Closing The Big Picture is a joyously goofy, “School of Thought”. Stephen Woosley’s direction is delightfully Dionysian. Fish of all colors, ages, and emotional moods swim chaotically around the stage blub, blub, blubbering a dialogue that is somehow coherent in its nonsense. The ensemble is an enchanting end to Act II paralleling the close of Act I. This makes Raconteur’s presentation a very nice homage to Mark Harvey Levine’s work.

The Big Picture at Club Diversity presented by Raconteur Theatre is a night out I highly recommend. The show runs until April 21st. For more information and show times please go to: http://raconteurtheatre.com/

For more information about Club Diversity please go to: http://www.clubdiversity.biz

The Non Fiction Theater of the Truly Mundane
proudly presents:

Captain Tony’s

by Rick Brown

Scene: Captain Tony’s Saloon (The original Sloppy Joes’) in Key West, Florida. Stage right is a counter where souvenirs are sold. A very old Captain Tony sits behind it. Stage left is a pool table area. Directly in front of the tables, Gary Hempsey (a popular local singer/songwriter http://www.garyhempseykeywest.com/) sits on a stool playing “Hotel California”. Center stage is a rectangular bar where about 7 or 8 people sit.. Rick and his buddy Dan are at the side closest to Gary drinking beer and enjoying the music.

Rick – this is a cool place to hang.

Dan – yeah. Love this guy’s music too.

Gary finishes “Hotel California”

Dan – do you know “Southern Cross”?

Gary begins playing Dan’s request.

Mid-song a middle aged woman walks in accompanied by a 20 something woman. They sit at a table just to Dan’s left. Dan, always the gentleman, strikes up a conversation with the two women.

Dan (a few minutes later to Rick) – those two are a mother and daughter. They’re on vacation and they came all the way from South America!

Rick – Wow.

Dan resumes his conversation with the two women while Gary finishes playing “Southern Cross”.

Dan – Hey GARY! These two want to hear “Hotel California”!

Gary –I just played “Hotel California”!

Dan - But they weren’t here yet!

Gary – Too bad! I just fucking played it!

Dan – C’mon Gary! Play “Hotel California” for them!

Gary – I just fucking PLAYED “Hotel California”!

Dan – They want to hear it BAD Gary!


Dan – Have a heart Gary!

Gary – Just FUCKING played it!

Dan – C’mon Gary! They came all the way from Columbia, South America!!

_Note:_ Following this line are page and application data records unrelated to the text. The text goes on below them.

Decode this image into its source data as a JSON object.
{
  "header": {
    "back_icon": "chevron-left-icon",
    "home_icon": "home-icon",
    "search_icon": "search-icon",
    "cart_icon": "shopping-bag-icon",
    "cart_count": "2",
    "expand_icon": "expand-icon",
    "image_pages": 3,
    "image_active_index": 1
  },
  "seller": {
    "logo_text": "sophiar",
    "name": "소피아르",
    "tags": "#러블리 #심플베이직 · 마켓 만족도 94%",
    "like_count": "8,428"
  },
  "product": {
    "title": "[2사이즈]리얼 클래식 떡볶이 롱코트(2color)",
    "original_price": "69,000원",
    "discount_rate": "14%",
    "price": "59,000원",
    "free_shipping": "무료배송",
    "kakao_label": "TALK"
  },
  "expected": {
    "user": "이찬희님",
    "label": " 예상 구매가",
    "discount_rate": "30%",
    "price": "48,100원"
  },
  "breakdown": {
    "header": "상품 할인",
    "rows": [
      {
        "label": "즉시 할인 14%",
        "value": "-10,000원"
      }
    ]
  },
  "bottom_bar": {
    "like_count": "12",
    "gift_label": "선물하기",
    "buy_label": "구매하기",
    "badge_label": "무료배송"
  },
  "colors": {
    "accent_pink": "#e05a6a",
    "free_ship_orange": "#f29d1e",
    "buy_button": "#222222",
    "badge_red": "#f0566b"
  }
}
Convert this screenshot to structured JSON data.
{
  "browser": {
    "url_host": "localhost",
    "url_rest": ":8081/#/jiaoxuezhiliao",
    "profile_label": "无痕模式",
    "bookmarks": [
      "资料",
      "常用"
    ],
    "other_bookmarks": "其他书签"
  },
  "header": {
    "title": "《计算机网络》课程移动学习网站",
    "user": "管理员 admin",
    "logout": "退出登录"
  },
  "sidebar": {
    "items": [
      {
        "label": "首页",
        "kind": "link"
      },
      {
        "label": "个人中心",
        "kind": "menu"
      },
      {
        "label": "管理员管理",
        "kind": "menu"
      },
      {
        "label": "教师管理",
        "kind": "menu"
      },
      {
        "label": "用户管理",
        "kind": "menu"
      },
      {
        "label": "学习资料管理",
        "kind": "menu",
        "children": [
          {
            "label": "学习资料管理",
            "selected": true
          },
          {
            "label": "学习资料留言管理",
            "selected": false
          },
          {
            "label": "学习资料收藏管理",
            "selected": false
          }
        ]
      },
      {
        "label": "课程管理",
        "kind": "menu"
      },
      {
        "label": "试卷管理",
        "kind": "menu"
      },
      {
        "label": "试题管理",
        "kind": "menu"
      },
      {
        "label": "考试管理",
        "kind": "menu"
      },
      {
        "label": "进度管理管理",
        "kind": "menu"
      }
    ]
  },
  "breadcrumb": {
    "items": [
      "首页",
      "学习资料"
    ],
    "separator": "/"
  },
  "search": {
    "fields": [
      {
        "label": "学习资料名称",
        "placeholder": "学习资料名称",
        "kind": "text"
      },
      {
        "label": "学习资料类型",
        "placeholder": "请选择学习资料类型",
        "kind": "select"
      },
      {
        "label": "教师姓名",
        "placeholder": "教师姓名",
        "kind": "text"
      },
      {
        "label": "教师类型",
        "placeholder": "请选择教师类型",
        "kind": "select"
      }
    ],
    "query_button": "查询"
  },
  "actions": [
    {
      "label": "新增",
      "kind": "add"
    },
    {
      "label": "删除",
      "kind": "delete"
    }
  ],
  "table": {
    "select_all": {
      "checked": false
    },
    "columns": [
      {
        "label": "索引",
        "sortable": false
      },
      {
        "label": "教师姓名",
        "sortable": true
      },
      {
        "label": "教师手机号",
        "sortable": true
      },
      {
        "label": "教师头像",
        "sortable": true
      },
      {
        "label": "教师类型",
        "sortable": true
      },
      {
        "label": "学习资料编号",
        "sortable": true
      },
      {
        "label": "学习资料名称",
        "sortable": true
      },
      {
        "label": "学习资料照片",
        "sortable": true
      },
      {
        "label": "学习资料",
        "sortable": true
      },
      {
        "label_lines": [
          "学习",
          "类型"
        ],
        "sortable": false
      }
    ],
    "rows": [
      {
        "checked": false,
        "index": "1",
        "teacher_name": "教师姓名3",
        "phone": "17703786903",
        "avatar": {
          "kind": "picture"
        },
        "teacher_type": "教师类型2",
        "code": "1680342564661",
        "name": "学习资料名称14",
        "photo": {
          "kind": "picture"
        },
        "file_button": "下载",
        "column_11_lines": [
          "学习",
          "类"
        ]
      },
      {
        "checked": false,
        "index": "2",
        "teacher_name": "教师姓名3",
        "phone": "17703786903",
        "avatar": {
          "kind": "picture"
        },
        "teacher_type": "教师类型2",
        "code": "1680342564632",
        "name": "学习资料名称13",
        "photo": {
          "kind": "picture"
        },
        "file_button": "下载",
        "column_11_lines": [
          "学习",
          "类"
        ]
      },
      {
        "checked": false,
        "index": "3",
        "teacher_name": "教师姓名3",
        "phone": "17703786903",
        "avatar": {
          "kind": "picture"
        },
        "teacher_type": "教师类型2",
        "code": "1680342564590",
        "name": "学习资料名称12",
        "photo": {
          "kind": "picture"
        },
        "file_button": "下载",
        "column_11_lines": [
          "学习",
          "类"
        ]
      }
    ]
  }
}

Gary looks at the women intently, pauses for a few minutes and smiles.

Gary (earnestly) – Can you get me some WEED??!!!



Dan – himself
Rick – himself
The 2 Columbian Women – their Columbian selves
Gary – his fucking self
Captain Tony – his old self

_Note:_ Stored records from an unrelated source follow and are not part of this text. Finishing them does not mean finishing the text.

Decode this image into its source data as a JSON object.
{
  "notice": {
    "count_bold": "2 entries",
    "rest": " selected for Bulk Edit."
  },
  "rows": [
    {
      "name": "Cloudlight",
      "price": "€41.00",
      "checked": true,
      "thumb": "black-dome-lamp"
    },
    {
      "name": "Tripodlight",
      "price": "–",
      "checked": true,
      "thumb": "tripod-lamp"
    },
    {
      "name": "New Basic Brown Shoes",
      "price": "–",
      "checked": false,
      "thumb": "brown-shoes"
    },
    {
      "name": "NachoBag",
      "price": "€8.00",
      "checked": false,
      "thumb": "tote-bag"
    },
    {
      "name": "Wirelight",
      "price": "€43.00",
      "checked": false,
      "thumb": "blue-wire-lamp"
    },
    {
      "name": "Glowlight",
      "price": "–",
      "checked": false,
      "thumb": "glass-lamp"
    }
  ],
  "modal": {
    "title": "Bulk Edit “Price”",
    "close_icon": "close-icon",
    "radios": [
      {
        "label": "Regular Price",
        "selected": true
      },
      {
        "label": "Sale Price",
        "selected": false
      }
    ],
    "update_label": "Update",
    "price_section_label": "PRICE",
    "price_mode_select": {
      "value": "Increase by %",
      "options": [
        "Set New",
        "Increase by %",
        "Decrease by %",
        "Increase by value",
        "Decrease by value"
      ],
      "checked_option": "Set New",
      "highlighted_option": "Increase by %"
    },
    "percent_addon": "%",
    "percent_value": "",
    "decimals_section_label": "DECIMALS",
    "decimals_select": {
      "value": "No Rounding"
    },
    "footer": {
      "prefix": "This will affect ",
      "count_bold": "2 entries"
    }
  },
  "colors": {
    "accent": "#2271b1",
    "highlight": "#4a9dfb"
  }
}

by Rick Brown

Hmmm # 42

If you’ve got it
flaunt it.
If you’ve almost
got it
flaunt it

Hmmm # 43

POst circumcisiOn
does foreskin

Issue 1 - January 2002